** Directions for this task **
The answer must consist of each line below that holds the word "Details", copied as it stands.

** Task material **

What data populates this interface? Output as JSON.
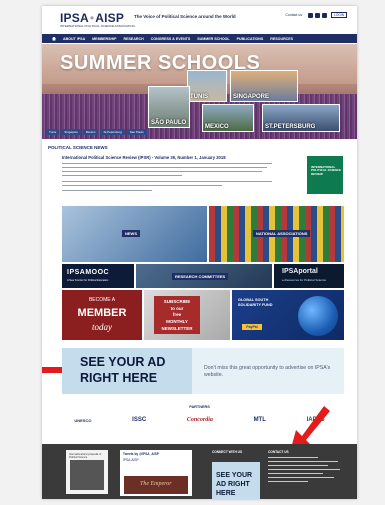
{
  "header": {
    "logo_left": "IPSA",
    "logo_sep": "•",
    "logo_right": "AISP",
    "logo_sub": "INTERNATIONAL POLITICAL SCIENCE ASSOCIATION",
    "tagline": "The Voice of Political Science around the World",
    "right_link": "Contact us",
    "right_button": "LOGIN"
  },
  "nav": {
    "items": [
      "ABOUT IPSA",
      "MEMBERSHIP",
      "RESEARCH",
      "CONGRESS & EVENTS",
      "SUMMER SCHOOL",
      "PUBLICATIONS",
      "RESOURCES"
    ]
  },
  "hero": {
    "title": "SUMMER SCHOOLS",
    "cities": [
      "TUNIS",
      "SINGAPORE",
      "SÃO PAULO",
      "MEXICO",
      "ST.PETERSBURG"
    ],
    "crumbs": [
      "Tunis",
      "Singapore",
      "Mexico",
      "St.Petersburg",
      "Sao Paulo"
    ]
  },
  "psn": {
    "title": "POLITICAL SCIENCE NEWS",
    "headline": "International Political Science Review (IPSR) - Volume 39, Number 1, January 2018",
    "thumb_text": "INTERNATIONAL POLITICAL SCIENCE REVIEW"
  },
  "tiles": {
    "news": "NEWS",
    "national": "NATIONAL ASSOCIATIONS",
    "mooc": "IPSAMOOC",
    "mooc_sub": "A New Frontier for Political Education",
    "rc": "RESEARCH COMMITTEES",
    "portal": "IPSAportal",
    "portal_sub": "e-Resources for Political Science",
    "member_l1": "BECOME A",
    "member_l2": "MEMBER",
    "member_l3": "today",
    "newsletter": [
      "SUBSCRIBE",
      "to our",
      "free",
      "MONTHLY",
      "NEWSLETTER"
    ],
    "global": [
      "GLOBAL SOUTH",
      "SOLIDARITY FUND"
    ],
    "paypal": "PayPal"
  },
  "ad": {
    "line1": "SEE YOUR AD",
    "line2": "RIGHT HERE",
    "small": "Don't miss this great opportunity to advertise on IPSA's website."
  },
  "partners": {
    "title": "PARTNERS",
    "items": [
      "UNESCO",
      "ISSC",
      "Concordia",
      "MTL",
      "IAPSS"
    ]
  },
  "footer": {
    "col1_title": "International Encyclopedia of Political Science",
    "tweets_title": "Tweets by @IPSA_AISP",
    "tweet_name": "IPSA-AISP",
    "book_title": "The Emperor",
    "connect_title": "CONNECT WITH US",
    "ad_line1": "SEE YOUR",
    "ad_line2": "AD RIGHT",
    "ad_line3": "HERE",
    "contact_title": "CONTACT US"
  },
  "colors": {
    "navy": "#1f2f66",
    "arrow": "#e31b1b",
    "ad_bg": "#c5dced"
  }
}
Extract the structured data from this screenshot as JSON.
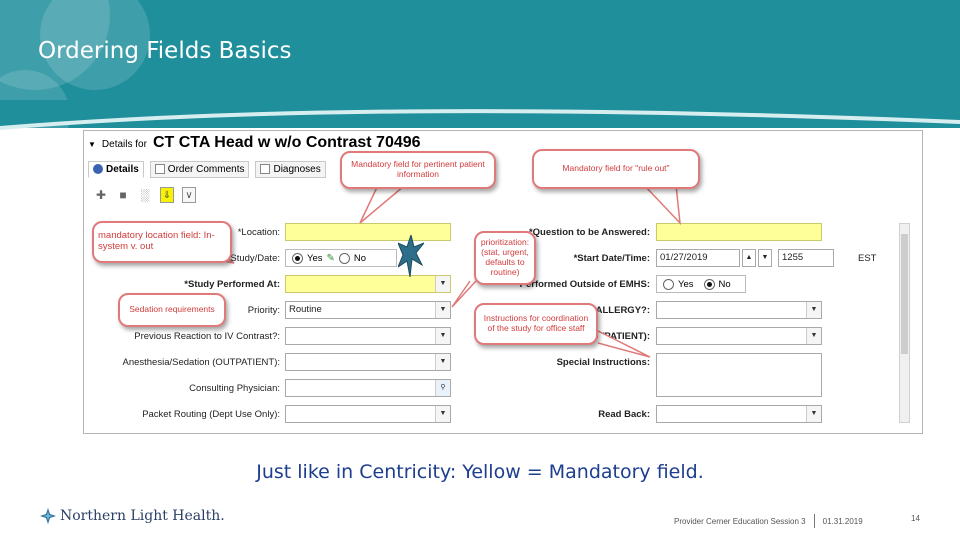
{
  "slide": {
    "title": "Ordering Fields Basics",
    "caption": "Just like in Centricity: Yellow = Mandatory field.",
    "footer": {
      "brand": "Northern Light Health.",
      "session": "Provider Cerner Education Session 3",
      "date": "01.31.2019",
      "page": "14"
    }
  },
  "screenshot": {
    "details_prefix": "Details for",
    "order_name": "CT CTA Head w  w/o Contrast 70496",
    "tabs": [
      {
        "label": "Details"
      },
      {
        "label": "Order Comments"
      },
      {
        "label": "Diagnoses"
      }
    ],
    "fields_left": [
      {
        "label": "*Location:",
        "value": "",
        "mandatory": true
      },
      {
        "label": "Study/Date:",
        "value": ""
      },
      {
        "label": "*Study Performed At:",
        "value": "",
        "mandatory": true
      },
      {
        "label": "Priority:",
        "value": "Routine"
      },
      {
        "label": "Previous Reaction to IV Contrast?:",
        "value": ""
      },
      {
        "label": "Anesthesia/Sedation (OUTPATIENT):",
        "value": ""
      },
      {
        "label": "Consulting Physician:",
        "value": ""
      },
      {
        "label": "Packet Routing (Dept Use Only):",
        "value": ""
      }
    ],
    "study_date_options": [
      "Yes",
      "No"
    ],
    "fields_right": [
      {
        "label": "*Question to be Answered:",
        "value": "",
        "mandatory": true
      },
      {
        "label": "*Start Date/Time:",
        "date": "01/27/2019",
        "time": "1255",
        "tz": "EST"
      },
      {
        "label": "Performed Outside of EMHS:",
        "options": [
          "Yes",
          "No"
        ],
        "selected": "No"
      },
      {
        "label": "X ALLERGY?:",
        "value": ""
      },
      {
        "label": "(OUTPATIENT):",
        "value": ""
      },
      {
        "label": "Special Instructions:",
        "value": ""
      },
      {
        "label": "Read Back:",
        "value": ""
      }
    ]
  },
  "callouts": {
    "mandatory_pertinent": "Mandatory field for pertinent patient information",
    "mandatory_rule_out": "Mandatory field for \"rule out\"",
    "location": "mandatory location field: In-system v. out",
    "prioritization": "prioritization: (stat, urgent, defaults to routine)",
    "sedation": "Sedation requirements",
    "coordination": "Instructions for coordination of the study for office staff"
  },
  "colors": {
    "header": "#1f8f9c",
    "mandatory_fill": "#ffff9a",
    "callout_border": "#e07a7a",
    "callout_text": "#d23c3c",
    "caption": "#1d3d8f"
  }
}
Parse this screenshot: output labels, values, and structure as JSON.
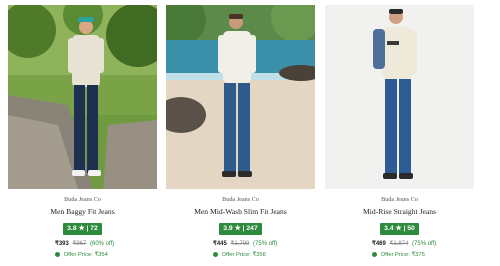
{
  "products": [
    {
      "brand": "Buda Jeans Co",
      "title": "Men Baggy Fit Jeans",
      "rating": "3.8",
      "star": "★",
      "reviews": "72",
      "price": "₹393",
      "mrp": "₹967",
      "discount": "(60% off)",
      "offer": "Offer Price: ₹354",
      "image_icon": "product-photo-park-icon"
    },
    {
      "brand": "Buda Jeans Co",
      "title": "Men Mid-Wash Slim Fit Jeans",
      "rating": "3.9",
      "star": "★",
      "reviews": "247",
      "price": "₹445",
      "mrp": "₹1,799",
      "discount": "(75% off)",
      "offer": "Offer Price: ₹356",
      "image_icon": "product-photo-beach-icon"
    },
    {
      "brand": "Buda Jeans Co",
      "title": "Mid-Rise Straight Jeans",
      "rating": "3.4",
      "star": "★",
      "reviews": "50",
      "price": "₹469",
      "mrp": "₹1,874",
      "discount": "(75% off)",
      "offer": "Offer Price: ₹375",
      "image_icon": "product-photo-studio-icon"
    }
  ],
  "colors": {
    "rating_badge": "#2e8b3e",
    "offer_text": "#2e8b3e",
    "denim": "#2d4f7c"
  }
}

** Task solution **
    "details_prefix": "Details for",
        "label": "Details"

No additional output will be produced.